→ WHAT YOU WILL DO
Using the records below, report how many lines include "scene", and give no more than the number.

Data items
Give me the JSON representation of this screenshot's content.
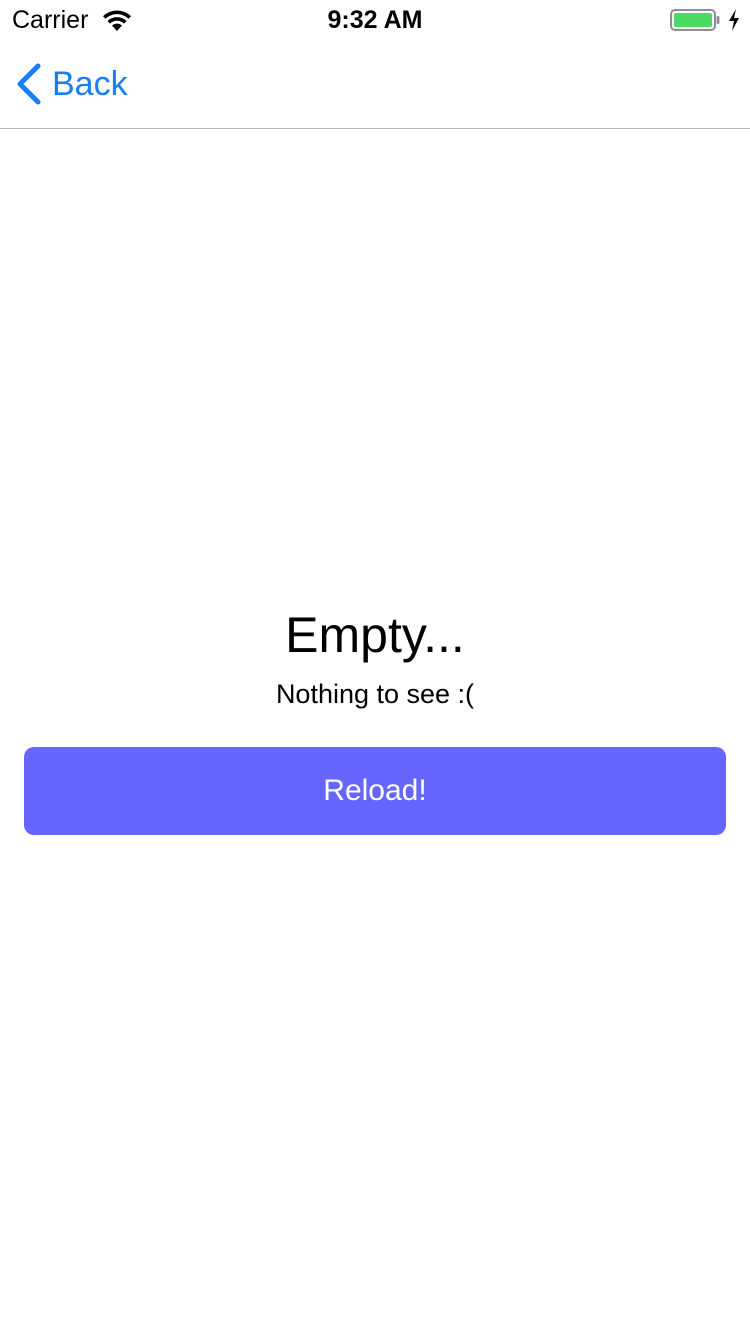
{
  "status_bar": {
    "carrier": "Carrier",
    "time": "9:32 AM",
    "wifi_icon": "wifi-icon",
    "battery_icon": "battery-icon",
    "charging_icon": "charging-bolt-icon",
    "battery_level": 1.0,
    "battery_color": "#4cd964"
  },
  "nav": {
    "back_label": "Back",
    "back_icon": "chevron-left-icon",
    "tint_color": "#157efb"
  },
  "empty_state": {
    "title": "Empty...",
    "subtitle": "Nothing to see :(",
    "reload_label": "Reload!",
    "button_color": "#6666ff"
  }
}
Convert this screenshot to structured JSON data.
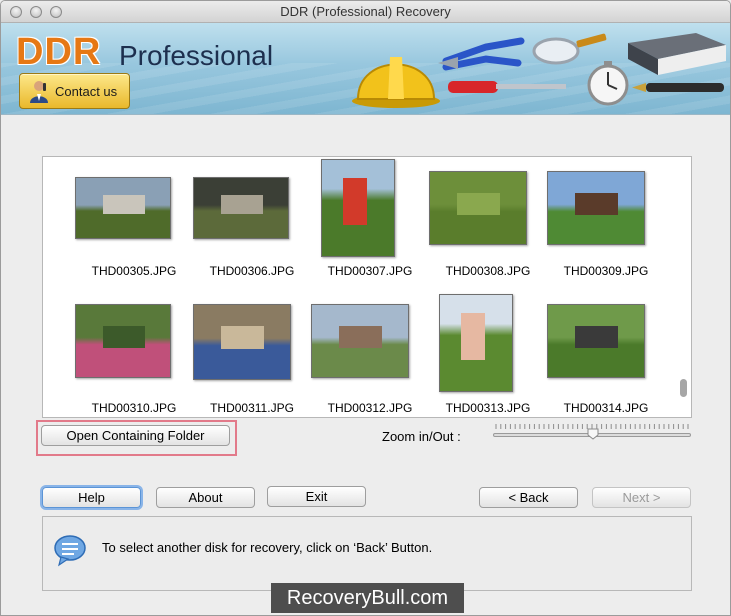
{
  "window": {
    "title": "DDR (Professional) Recovery"
  },
  "header": {
    "brand_ddr": "DDR",
    "brand_pro": "Professional",
    "contact_label": "Contact us",
    "icons": [
      "hard-hat-icon",
      "pliers-icon",
      "magnifier-icon",
      "book-icon",
      "screwdriver-icon",
      "stopwatch-icon",
      "pen-icon"
    ]
  },
  "thumbnails": [
    {
      "name": "THD00305.JPG",
      "scene": "building"
    },
    {
      "name": "THD00306.JPG",
      "scene": "dark-building"
    },
    {
      "name": "THD00307.JPG",
      "scene": "person-portrait"
    },
    {
      "name": "THD00308.JPG",
      "scene": "grass-field"
    },
    {
      "name": "THD00309.JPG",
      "scene": "houses-street"
    },
    {
      "name": "THD00310.JPG",
      "scene": "garden-flowers"
    },
    {
      "name": "THD00311.JPG",
      "scene": "bird"
    },
    {
      "name": "THD00312.JPG",
      "scene": "street-buildings"
    },
    {
      "name": "THD00313.JPG",
      "scene": "child-grass-portrait"
    },
    {
      "name": "THD00314.JPG",
      "scene": "park-people"
    }
  ],
  "actions": {
    "open_folder": "Open Containing Folder",
    "zoom_label": "Zoom in/Out :",
    "zoom_level": 0.5
  },
  "buttons": {
    "help": "Help",
    "about": "About",
    "exit": "Exit",
    "back": "< Back",
    "next": "Next >"
  },
  "status": {
    "message": "To select another disk for recovery, click on ‘Back’ Button."
  },
  "watermark": "RecoveryBull.com",
  "colors": {
    "banner": "#98c7de",
    "brand_orange": "#e67814",
    "highlight": "#e27a8a"
  }
}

→ RESPONSE AREA
10